Ellis defence reforms: NSW to scrap legal loophole, opening up churches to being sued
By Angelique Lu And Rachael Jones
Australian Broadcasting Corporation
June 10, 2018
|John Ellis took steps to sue the Catholic Church after a paedophile priest abused him as a young boy.|
The 11-year battle to close a legal loophole in New South Wales that prevented abuse survivors from suing churches and other institutions is coming to an end.
Barriers preventing victims from seeking justice will be removed based on recommendations from the Royal Commission into Institutional Child Sex Abuse.
John Ellis, a former altar boy, had waited years before deciding to sue the Catholic Church for abuse he had suffered at the hands of a priest.
By the time he decided to take legal action in 2002, by this stage a lawyer himself, he had no-one to sue.
The priest responsible for the crimes had died, and the Archbishop of Sydney was not considered responsible for the actions of his predecessor.
Ellis defence has been a 'shackle'
In 2007, on appeal lodged by the Catholic Church, the court found the church did not legally exist because its assets were in a legally protected trust.
And, in another blow, the case established a precedent which would bare his name as the 'Ellis defence' — meaning that institutions would rely on the case to avoid liability for child sexual abuse in court.
What followed was an 11-year campaign to change laws that protected institutions like churches.
Mr Ellis said having the precedent named after him was a "shackle".
"I think it's galvanised me into action," he said.
"And with the many people who had supported the cause of survivors, both survivors and people who are not survivors but had advocated for their rights and their access to justice.
"Having a focal point, has been part of the process of getting that unjust and immoral defence taken away."
NSW will now become the second state, after Victoria, moving to abolish the Ellis defence through new reforms.
Ellis defence reforms
'It's been a very long road': Ellis
The abolition of the 'Ellis defence'. Courts will now have the power to appoint trustees to be sued if institutions fail to nominate one
A new duty of care on institutions. The onus of proof will now be on institutions to prove that they exercised 'reasonable care' to prevent child sexual abuse
Institutions will now be held liable for the actions of non-employees like volunteers and religious officials who used their position to abuse children. They were not covered in the past
"It's a great day, it really is a red letter day for myself personally," he said.
"Particularly to have the Ellis defence written out of the case books and addressed by legislation. That's something we've been hoping would happen ever since the decision of the court of appeal 11 years ago, and it's been a very long road."
It comes off the back of the recommendations of the royal commission's Redress and Civil Litigation Report.

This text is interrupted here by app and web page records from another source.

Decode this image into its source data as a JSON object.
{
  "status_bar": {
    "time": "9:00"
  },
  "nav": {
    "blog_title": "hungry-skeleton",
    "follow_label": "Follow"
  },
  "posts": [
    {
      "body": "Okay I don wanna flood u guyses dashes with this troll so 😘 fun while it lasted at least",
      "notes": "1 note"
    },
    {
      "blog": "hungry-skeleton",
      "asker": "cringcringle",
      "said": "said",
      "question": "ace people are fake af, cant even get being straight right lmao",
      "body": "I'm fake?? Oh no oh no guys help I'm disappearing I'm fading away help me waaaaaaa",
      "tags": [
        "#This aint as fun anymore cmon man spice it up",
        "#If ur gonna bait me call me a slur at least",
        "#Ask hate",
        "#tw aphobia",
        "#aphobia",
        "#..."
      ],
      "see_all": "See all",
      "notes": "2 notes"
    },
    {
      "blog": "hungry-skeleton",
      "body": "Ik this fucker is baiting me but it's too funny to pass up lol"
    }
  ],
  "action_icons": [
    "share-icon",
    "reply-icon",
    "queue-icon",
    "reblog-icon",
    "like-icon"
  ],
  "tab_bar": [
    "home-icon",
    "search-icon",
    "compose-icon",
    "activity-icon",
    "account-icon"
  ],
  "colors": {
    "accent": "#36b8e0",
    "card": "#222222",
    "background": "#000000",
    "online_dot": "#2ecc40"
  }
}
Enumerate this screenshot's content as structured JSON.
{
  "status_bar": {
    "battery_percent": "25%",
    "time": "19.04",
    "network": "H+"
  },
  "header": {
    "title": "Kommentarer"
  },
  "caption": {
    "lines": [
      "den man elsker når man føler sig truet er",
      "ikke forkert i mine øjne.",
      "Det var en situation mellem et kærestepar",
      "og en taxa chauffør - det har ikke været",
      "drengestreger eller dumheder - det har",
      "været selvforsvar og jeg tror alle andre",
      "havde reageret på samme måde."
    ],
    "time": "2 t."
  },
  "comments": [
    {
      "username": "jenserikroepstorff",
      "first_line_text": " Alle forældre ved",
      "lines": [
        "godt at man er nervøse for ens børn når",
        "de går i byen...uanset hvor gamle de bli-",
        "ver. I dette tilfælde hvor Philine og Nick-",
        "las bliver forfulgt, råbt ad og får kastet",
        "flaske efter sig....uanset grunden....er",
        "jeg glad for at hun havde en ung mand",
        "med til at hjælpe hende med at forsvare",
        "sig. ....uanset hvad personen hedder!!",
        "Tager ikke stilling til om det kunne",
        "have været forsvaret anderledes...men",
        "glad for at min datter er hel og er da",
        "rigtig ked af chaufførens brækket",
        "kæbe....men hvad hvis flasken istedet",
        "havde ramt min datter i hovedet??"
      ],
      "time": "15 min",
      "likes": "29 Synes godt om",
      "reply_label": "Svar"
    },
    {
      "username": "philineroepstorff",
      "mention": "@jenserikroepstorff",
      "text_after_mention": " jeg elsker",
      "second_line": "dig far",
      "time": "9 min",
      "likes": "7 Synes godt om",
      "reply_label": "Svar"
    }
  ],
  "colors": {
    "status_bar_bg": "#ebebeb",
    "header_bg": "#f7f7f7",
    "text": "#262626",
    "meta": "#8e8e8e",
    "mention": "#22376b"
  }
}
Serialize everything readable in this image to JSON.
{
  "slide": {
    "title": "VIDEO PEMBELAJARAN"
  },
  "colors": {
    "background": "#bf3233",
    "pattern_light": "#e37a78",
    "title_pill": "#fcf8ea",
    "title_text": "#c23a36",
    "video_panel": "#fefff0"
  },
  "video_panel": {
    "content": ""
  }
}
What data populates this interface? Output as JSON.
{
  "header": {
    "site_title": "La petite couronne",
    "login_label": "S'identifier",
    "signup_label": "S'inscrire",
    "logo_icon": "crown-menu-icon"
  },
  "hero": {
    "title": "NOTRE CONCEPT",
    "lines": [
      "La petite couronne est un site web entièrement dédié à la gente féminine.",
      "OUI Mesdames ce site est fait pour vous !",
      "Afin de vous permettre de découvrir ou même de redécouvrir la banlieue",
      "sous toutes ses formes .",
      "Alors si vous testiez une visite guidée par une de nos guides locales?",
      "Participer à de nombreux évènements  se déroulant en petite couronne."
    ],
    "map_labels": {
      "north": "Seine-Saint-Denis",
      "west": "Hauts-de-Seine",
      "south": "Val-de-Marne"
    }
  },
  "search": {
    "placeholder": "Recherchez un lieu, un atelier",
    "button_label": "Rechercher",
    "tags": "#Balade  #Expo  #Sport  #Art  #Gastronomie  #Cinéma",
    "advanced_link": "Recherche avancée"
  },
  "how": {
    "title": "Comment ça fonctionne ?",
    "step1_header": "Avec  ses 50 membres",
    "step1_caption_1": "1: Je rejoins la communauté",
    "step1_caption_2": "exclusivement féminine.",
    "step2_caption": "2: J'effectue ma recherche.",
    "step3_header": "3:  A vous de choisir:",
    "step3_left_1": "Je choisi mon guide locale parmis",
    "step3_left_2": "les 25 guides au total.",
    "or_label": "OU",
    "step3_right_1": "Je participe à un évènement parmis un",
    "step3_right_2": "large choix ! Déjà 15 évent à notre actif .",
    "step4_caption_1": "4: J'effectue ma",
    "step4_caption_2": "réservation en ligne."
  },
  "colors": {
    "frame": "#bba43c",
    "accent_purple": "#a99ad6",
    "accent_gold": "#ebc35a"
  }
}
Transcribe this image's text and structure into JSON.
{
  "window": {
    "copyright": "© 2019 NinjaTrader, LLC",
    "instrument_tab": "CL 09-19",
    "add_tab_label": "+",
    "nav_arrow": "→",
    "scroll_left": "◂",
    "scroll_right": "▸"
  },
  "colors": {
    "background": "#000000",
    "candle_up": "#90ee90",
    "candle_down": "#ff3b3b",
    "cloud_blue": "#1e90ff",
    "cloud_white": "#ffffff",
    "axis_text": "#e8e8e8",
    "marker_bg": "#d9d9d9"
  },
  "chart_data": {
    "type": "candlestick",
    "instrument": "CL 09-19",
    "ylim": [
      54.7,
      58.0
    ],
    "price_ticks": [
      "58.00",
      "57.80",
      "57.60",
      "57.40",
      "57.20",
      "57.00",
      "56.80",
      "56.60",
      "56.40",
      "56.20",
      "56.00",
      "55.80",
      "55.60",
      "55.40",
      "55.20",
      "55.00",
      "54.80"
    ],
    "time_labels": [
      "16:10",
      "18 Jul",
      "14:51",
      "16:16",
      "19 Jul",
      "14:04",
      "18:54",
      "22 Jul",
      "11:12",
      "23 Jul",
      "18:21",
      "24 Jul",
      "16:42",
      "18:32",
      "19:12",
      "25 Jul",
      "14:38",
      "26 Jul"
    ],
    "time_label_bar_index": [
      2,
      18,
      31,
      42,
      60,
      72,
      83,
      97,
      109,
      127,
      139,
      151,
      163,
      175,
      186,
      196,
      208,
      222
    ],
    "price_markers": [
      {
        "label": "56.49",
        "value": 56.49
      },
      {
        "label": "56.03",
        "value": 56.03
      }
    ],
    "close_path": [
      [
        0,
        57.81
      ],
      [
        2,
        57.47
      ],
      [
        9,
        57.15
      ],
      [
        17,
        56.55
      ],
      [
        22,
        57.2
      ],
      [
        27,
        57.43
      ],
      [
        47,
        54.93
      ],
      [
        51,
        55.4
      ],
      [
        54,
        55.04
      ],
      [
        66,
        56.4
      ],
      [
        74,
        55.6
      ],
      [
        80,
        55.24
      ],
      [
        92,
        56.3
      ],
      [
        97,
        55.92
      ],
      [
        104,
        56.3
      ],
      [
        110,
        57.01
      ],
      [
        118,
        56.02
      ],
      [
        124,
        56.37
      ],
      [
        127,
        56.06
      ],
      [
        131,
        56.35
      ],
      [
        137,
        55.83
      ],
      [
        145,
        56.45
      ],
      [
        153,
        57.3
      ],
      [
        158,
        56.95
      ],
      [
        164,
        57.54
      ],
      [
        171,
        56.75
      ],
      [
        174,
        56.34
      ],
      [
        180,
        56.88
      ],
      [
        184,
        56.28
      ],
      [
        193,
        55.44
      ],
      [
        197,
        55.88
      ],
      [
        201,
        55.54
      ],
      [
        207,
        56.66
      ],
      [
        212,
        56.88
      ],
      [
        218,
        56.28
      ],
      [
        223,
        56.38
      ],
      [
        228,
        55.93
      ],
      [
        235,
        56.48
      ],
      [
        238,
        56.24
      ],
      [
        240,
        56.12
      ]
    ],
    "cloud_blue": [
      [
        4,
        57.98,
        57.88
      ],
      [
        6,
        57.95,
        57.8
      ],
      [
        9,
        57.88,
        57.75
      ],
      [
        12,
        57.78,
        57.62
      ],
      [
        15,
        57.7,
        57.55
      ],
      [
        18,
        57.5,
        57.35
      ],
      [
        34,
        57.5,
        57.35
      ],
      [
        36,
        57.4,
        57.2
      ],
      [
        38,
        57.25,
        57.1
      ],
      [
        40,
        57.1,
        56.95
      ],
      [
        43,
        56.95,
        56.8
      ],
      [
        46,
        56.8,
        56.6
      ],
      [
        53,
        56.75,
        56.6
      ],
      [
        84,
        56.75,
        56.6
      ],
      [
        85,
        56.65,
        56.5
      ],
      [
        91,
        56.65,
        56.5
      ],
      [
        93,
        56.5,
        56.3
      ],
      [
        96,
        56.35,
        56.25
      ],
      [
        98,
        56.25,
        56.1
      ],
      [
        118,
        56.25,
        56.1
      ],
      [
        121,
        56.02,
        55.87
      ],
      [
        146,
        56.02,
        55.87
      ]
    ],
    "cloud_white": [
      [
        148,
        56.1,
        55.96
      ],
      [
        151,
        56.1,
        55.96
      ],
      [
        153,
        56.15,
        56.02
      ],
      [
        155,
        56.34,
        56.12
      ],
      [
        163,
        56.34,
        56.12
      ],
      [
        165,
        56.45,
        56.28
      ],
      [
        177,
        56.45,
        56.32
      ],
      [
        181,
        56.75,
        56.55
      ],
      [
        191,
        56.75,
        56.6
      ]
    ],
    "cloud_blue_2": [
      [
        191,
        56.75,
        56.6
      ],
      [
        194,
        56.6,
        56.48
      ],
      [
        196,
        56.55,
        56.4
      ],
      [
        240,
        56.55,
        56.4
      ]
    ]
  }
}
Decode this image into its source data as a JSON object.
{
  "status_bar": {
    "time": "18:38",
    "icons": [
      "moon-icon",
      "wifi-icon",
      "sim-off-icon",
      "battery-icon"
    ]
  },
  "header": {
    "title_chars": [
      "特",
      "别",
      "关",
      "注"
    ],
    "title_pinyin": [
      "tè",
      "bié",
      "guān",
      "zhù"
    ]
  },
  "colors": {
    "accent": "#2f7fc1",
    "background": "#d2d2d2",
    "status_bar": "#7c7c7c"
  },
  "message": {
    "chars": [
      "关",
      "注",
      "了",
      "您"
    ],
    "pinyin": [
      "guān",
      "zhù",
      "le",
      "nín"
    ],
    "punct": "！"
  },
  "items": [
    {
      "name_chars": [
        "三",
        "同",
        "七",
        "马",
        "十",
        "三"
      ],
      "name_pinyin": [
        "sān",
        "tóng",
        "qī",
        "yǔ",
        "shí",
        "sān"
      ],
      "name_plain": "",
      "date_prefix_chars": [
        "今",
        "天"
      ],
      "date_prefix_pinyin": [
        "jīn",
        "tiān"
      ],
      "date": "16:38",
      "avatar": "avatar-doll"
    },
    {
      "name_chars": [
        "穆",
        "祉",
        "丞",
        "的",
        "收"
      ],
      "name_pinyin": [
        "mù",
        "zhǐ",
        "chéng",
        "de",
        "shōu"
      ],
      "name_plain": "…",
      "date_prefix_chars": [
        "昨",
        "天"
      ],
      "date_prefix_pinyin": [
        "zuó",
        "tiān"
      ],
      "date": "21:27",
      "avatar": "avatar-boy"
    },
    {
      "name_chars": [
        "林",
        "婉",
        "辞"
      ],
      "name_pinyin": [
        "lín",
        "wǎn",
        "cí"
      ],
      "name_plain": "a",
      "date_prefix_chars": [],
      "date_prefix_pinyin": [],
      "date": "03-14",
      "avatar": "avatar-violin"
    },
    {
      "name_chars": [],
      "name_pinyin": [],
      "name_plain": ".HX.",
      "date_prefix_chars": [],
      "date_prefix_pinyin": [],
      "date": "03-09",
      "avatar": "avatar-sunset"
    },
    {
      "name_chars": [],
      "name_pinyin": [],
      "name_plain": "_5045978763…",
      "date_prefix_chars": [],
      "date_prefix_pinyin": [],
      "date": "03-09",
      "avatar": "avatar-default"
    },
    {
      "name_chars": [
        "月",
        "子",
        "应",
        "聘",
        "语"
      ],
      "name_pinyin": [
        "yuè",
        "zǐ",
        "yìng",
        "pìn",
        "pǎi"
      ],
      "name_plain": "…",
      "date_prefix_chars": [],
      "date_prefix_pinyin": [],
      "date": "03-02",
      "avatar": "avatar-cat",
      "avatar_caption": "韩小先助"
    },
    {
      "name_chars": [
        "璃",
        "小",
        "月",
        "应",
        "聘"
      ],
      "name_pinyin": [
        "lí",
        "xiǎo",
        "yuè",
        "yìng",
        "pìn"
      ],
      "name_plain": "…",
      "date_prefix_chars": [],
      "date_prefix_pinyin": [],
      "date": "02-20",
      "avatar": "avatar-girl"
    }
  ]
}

NSW is introducing a host of reforms expected to become law by the end of the year.
NSW Attorney-General Mark Speakman said institutions in the past had been "abject failures" when it came to report child sexual abuse.
"Today these reforms will make it easier for child sexual abuse survivors and all child abuse survivors to take action against those who have failed them in the past," he said.
Mr Ellis is hoping the move will inspire other Australian states and territories to follow suit.
"All survivors of institutional abuse have ever asked for is justice, and access to justice is absolutely essential for those people, and certainly the Ellis defence has been one of the major barriers that survivors of abuse have faced," he said.
"As we confine the Ellis defence to the annals of legal history, I hope we can look forward now, in this state and throughout the country, to a society where child protection, and where the accountability of those institutions who take that sacred trust of looking after children can be given the provenance it deserves."
Victims will only be allowed to pursue a claim under the national redress scheme, or the new civil litigation laws, but not both.
The national redress scheme has a lower legal threshold, and compensation claims are maxed out at $150,000.
Church says more can be done
The Catholic Church in NSW says it will work with the Government on the reforms.
The Archbishop of Sydney, Anthony Fisher OP said the church had been helping survivors identify proper defendants and ensuring claims were met "for some time now".
"However, the NSW dioceses recognise more can be done to make access to the justice system easier," he said in a statement.
"We support having a clear entity as a proper defendant for claims."